■ BRIEF
If a line below contains the word "this", count it; give only the total.

■ DATA EXTRACT

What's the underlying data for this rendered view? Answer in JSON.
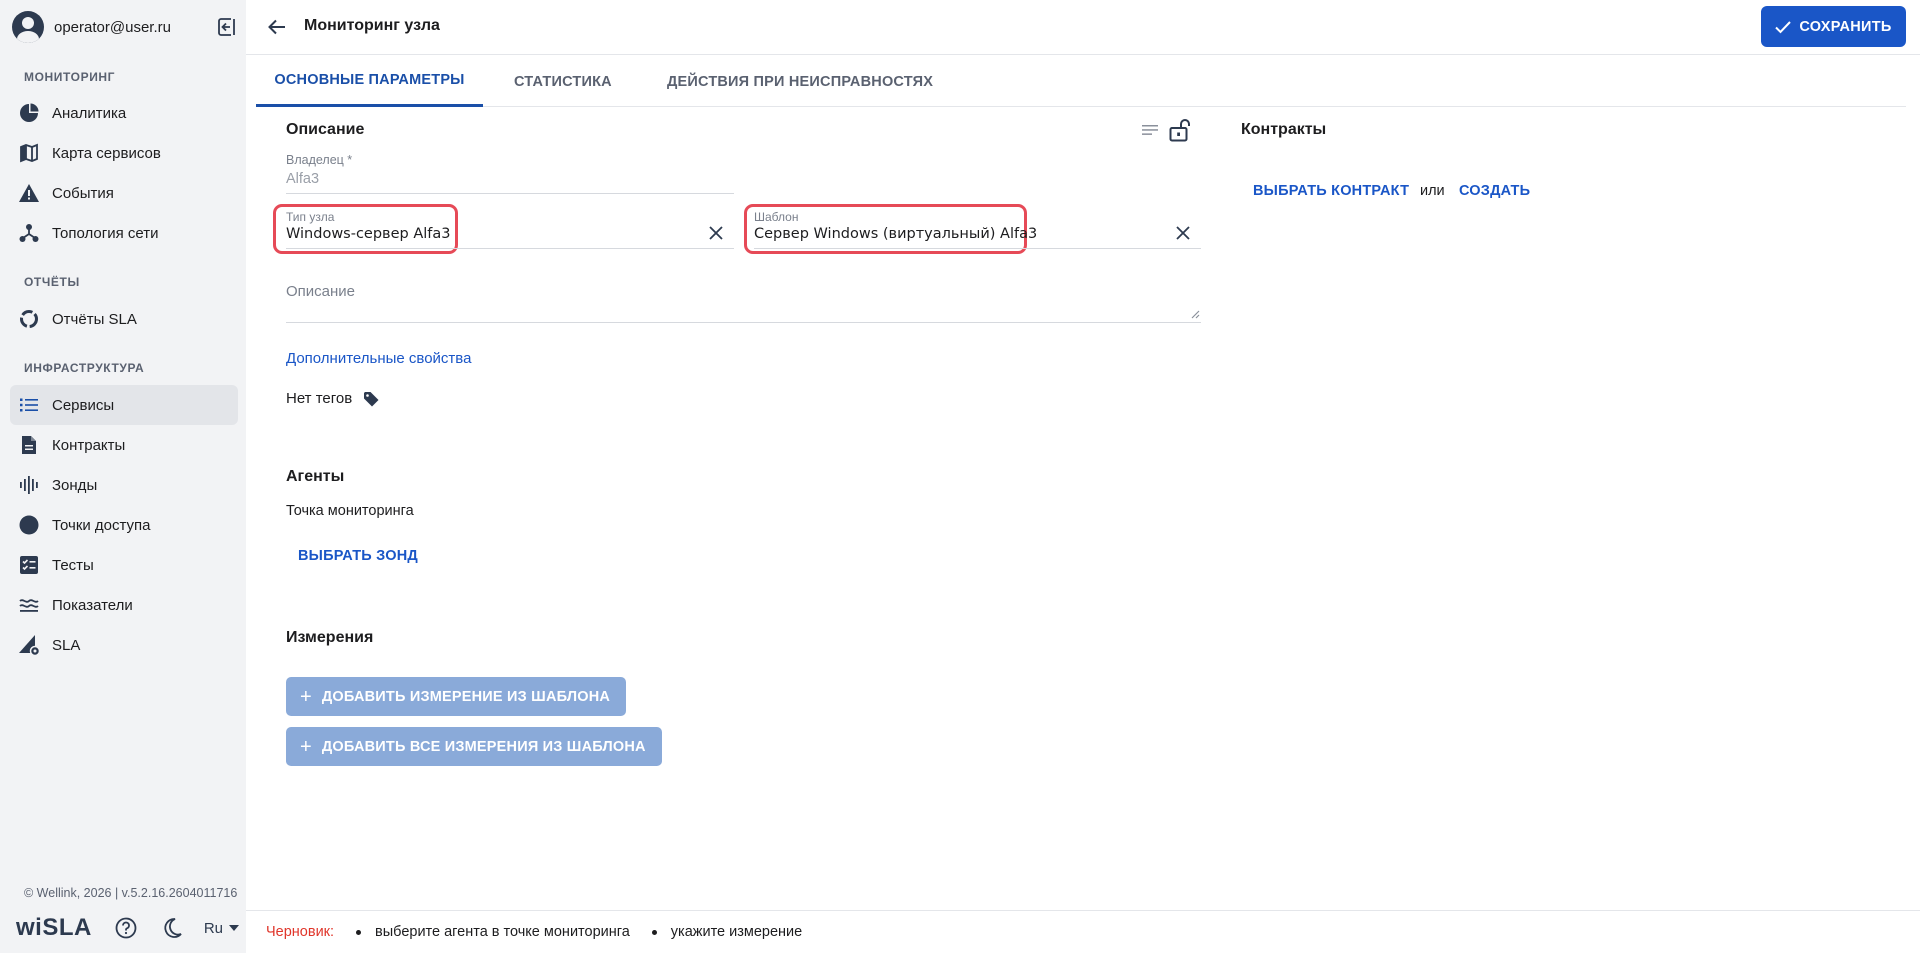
{
  "user": {
    "email": "operator@user.ru"
  },
  "sidebar": {
    "sections": [
      {
        "title": "МОНИТОРИНГ"
      },
      {
        "title": "ОТЧЁТЫ"
      },
      {
        "title": "ИНФРАСТРУКТУРА"
      }
    ],
    "items": [
      {
        "label": "Аналитика",
        "icon": "pie-chart-icon"
      },
      {
        "label": "Карта сервисов",
        "icon": "map-icon"
      },
      {
        "label": "События",
        "icon": "warning-icon"
      },
      {
        "label": "Топология сети",
        "icon": "topology-icon"
      },
      {
        "label": "Отчёты SLA",
        "icon": "circle-report-icon"
      },
      {
        "label": "Сервисы",
        "icon": "list-icon",
        "active": true
      },
      {
        "label": "Контракты",
        "icon": "document-icon"
      },
      {
        "label": "Зонды",
        "icon": "signal-icon"
      },
      {
        "label": "Точки доступа",
        "icon": "dot-icon"
      },
      {
        "label": "Тесты",
        "icon": "checklist-icon"
      },
      {
        "label": "Показатели",
        "icon": "waves-icon"
      },
      {
        "label": "SLA",
        "icon": "sla-icon"
      }
    ],
    "copyright": "© Wellink, 2026 | v.5.2.16.2604011716",
    "logo": "wiSLA",
    "language": "Ru"
  },
  "header": {
    "title": "Мониторинг узла",
    "save_label": "СОХРАНИТЬ"
  },
  "tabs": [
    {
      "label": "ОСНОВНЫЕ ПАРАМЕТРЫ",
      "active": true
    },
    {
      "label": "СТАТИСТИКА"
    },
    {
      "label": "ДЕЙСТВИЯ ПРИ НЕИСПРАВНОСТЯХ"
    }
  ],
  "description_section": {
    "title": "Описание",
    "owner_label": "Владелец *",
    "owner_value": "Alfa3",
    "node_type_label": "Тип узла",
    "node_type_value": "Windows-сервер Alfa3",
    "template_label": "Шаблон",
    "template_value": "Сервер Windows (виртуальный) Alfa3",
    "description_placeholder": "Описание",
    "extra_properties_link": "Дополнительные свойства",
    "no_tags": "Нет тегов"
  },
  "contracts_section": {
    "title": "Контракты",
    "choose_label": "ВЫБРАТЬ КОНТРАКТ",
    "or_label": "или",
    "create_label": "СОЗДАТЬ"
  },
  "agents_section": {
    "title": "Агенты",
    "monitoring_point": "Точка мониторинга",
    "choose_probe": "ВЫБРАТЬ ЗОНД"
  },
  "measurements_section": {
    "title": "Измерения",
    "add_from_template": "ДОБАВИТЬ ИЗМЕРЕНИЕ ИЗ ШАБЛОНА",
    "add_all_from_template": "ДОБАВИТЬ ВСЕ ИЗМЕРЕНИЯ ИЗ ШАБЛОНА"
  },
  "footer": {
    "draft_label": "Черновик:",
    "hints": [
      "выберите агента в точке мониторинга",
      "укажите измерение"
    ]
  },
  "colors": {
    "accent": "#1a56c7",
    "highlight": "#e64a57",
    "draft": "#e0362b"
  }
}
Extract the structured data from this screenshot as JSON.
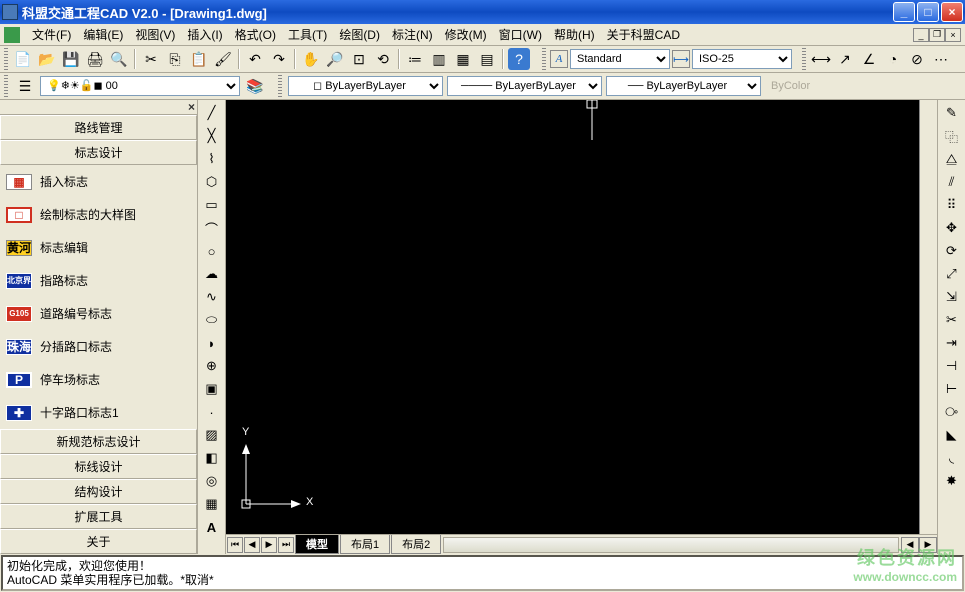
{
  "title": "科盟交通工程CAD V2.0 - [Drawing1.dwg]",
  "menus": [
    "文件(F)",
    "编辑(E)",
    "视图(V)",
    "插入(I)",
    "格式(O)",
    "工具(T)",
    "绘图(D)",
    "标注(N)",
    "修改(M)",
    "窗口(W)",
    "帮助(H)",
    "关于科盟CAD"
  ],
  "style_bar": {
    "text_style": "Standard",
    "dim_style": "ISO-25"
  },
  "layer_bar": {
    "current": "0"
  },
  "props": {
    "color": "ByLayer",
    "linetype": "ByLayer",
    "lineweight": "ByLayer",
    "plotstyle": "ByColor"
  },
  "left_panel": {
    "close": "×",
    "top_btns": [
      "路线管理",
      "标志设计"
    ],
    "items": [
      {
        "icon_bg": "#ffffff",
        "icon_border": "1px solid #888",
        "icon_text": "▦",
        "icon_color": "#d03020",
        "label": "插入标志"
      },
      {
        "icon_bg": "#ffffff",
        "icon_border": "2px solid #d03020",
        "icon_text": "□",
        "icon_color": "#d03020",
        "label": "绘制标志的大样图"
      },
      {
        "icon_bg": "#ffd020",
        "icon_border": "1px solid #888",
        "icon_text": "黄河",
        "icon_color": "#000",
        "label": "标志编辑"
      },
      {
        "icon_bg": "#1030a0",
        "icon_border": "1px solid #fff",
        "icon_text": "北京界",
        "icon_color": "#fff",
        "label": "指路标志"
      },
      {
        "icon_bg": "#d03020",
        "icon_border": "1px solid #fff",
        "icon_text": "G105",
        "icon_color": "#fff",
        "label": "道路编号标志"
      },
      {
        "icon_bg": "#1030a0",
        "icon_border": "1px solid #fff",
        "icon_text": "珠海",
        "icon_color": "#fff",
        "label": "分插路口标志"
      },
      {
        "icon_bg": "#1030a0",
        "icon_border": "2px solid #fff",
        "icon_text": "P",
        "icon_color": "#fff",
        "label": "停车场标志"
      },
      {
        "icon_bg": "#1030a0",
        "icon_border": "1px solid #fff",
        "icon_text": "✚",
        "icon_color": "#fff",
        "label": "十字路口标志1"
      }
    ],
    "bottom_btns": [
      "新规范标志设计",
      "标线设计",
      "结构设计",
      "扩展工具",
      "关于"
    ]
  },
  "ucs": {
    "x": "X",
    "y": "Y"
  },
  "tabs": {
    "active": "模型",
    "others": [
      "布局1",
      "布局2"
    ]
  },
  "cmdline": "初始化完成，欢迎您使用！\nAutoCAD 菜单实用程序已加载。*取消*",
  "watermark": {
    "l1": "绿色资源网",
    "l2": "www.downcc.com"
  },
  "std_icons": [
    "new",
    "open",
    "save",
    "print",
    "preview",
    "|",
    "cut",
    "copy",
    "paste",
    "match",
    "|",
    "undo",
    "redo",
    "|",
    "pan",
    "zoomrt",
    "zoomext",
    "zoom",
    "|",
    "prop",
    "dc",
    "tp",
    "calc",
    "|",
    "help"
  ],
  "draw_icons": [
    "line",
    "cline",
    "pline",
    "polygon",
    "rect",
    "arc",
    "circle",
    "revcloud",
    "spline",
    "ellipse",
    "ellipsearc",
    "insert",
    "block",
    "point",
    "hatch",
    "gradient",
    "region",
    "table",
    "mtext"
  ],
  "mod_icons": [
    "erase",
    "copy",
    "mirror",
    "offset",
    "array",
    "move",
    "rotate",
    "scale",
    "stretch",
    "trim",
    "extend",
    "break",
    "break2",
    "join",
    "chamfer",
    "fillet",
    "explode"
  ],
  "right_icons": [
    "dist",
    "area",
    "|",
    "osnap",
    "|",
    "ucs",
    "|",
    "pan",
    "zoom",
    "zoomw",
    "zoomp",
    "|",
    "3dorbit",
    "|",
    "view",
    "|",
    "paint"
  ]
}
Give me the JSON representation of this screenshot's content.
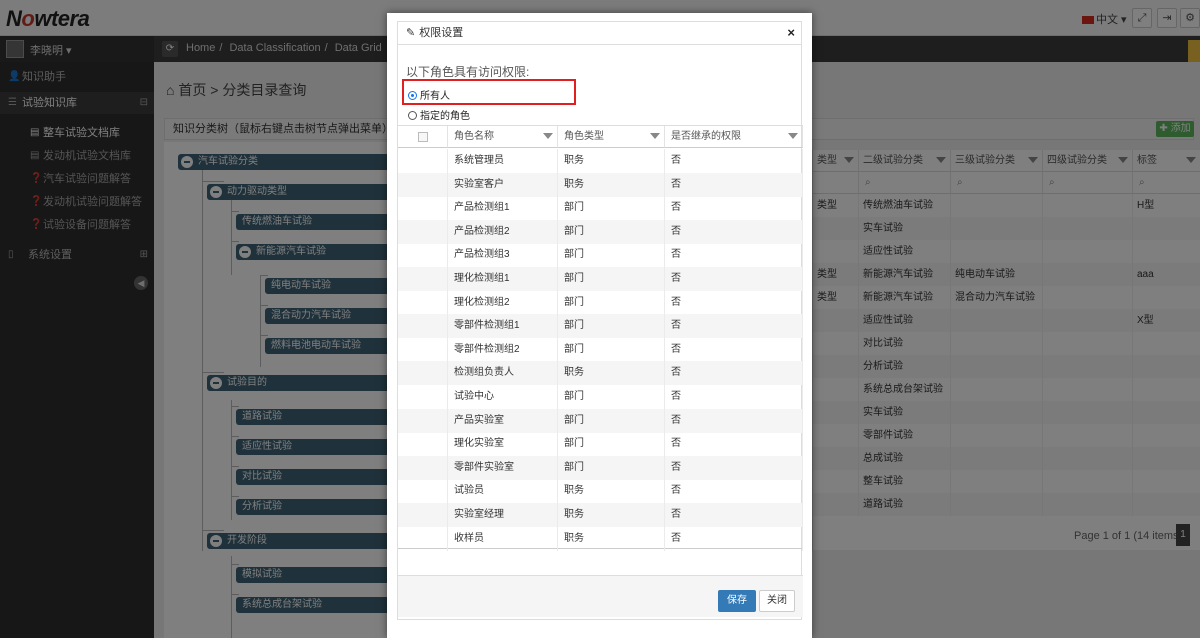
{
  "header": {
    "logo_text_pre": "N",
    "logo_text_o": "o",
    "logo_text_post": "wtera",
    "language": "中文"
  },
  "sidebar": {
    "user_name": "李晓明",
    "items": [
      {
        "label": "知识助手",
        "icon": "user-icon"
      },
      {
        "label": "试验知识库",
        "icon": "list-icon"
      },
      {
        "label": "系统设置",
        "icon": "mobile-icon"
      }
    ],
    "subitems": [
      {
        "label": "整车试验文档库",
        "icon": "doc-icon"
      },
      {
        "label": "发动机试验文档库",
        "icon": "doc-icon"
      },
      {
        "label": "汽车试验问题解答",
        "icon": "question-icon"
      },
      {
        "label": "发动机试验问题解答",
        "icon": "question-icon"
      },
      {
        "label": "试验设备问题解答",
        "icon": "question-icon"
      }
    ]
  },
  "breadcrumb": [
    "Home",
    "Data Classification",
    "Data Grid"
  ],
  "page": {
    "title": "首页 > 分类目录查询",
    "tree_panel_title": "知识分类树（鼠标右键点击树节点弹出菜单）",
    "add_button": "添加"
  },
  "tree": {
    "root": "汽车试验分类",
    "groups": [
      {
        "label": "动力驱动类型",
        "children": [
          "传统燃油车试验",
          "新能源汽车试验"
        ]
      },
      {
        "label": "试验目的",
        "children": [
          "道路试验",
          "适应性试验",
          "对比试验",
          "分析试验"
        ]
      },
      {
        "label": "开发阶段",
        "children": [
          "模拟试验",
          "系统总成台架试验"
        ]
      }
    ],
    "new_energy_children": [
      "纯电动车试验",
      "混合动力汽车试验",
      "燃料电池电动车试验"
    ]
  },
  "grid": {
    "columns": [
      "类型",
      "二级试验分类",
      "三级试验分类",
      "四级试验分类",
      "标签"
    ],
    "rows": [
      [
        "类型",
        "传统燃油车试验",
        "",
        "",
        "H型"
      ],
      [
        "",
        "实车试验",
        "",
        "",
        ""
      ],
      [
        "",
        "适应性试验",
        "",
        "",
        ""
      ],
      [
        "类型",
        "新能源汽车试验",
        "纯电动车试验",
        "",
        "aaa"
      ],
      [
        "类型",
        "新能源汽车试验",
        "混合动力汽车试验",
        "",
        ""
      ],
      [
        "",
        "适应性试验",
        "",
        "",
        "X型"
      ],
      [
        "",
        "对比试验",
        "",
        "",
        ""
      ],
      [
        "",
        "分析试验",
        "",
        "",
        ""
      ],
      [
        "",
        "系统总成台架试验",
        "",
        "",
        ""
      ],
      [
        "",
        "实车试验",
        "",
        "",
        ""
      ],
      [
        "",
        "零部件试验",
        "",
        "",
        ""
      ],
      [
        "",
        "总成试验",
        "",
        "",
        ""
      ],
      [
        "",
        "整车试验",
        "",
        "",
        ""
      ],
      [
        "",
        "道路试验",
        "",
        "",
        ""
      ]
    ],
    "pager": "Page 1 of 1 (14 items)",
    "page_number": "1"
  },
  "modal": {
    "title": "权限设置",
    "access_label": "以下角色具有访问权限:",
    "radio_all": "所有人",
    "radio_specified": "指定的角色",
    "columns": [
      "角色名称",
      "角色类型",
      "是否继承的权限"
    ],
    "rows": [
      [
        "系统管理员",
        "职务",
        "否"
      ],
      [
        "实验室客户",
        "职务",
        "否"
      ],
      [
        "产品检测组1",
        "部门",
        "否"
      ],
      [
        "产品检测组2",
        "部门",
        "否"
      ],
      [
        "产品检测组3",
        "部门",
        "否"
      ],
      [
        "理化检测组1",
        "部门",
        "否"
      ],
      [
        "理化检测组2",
        "部门",
        "否"
      ],
      [
        "零部件检测组1",
        "部门",
        "否"
      ],
      [
        "零部件检测组2",
        "部门",
        "否"
      ],
      [
        "检测组负责人",
        "职务",
        "否"
      ],
      [
        "试验中心",
        "部门",
        "否"
      ],
      [
        "产品实验室",
        "部门",
        "否"
      ],
      [
        "理化实验室",
        "部门",
        "否"
      ],
      [
        "零部件实验室",
        "部门",
        "否"
      ],
      [
        "试验员",
        "职务",
        "否"
      ],
      [
        "实验室经理",
        "职务",
        "否"
      ],
      [
        "收样员",
        "职务",
        "否"
      ]
    ],
    "save_label": "保存",
    "close_label": "关闭"
  },
  "colors": {
    "accent_red": "#e02020",
    "primary_blue": "#337ab7",
    "tree_node": "#3e6275",
    "sidebar_bg": "#2f2f2f"
  }
}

■ TASK RESULT
3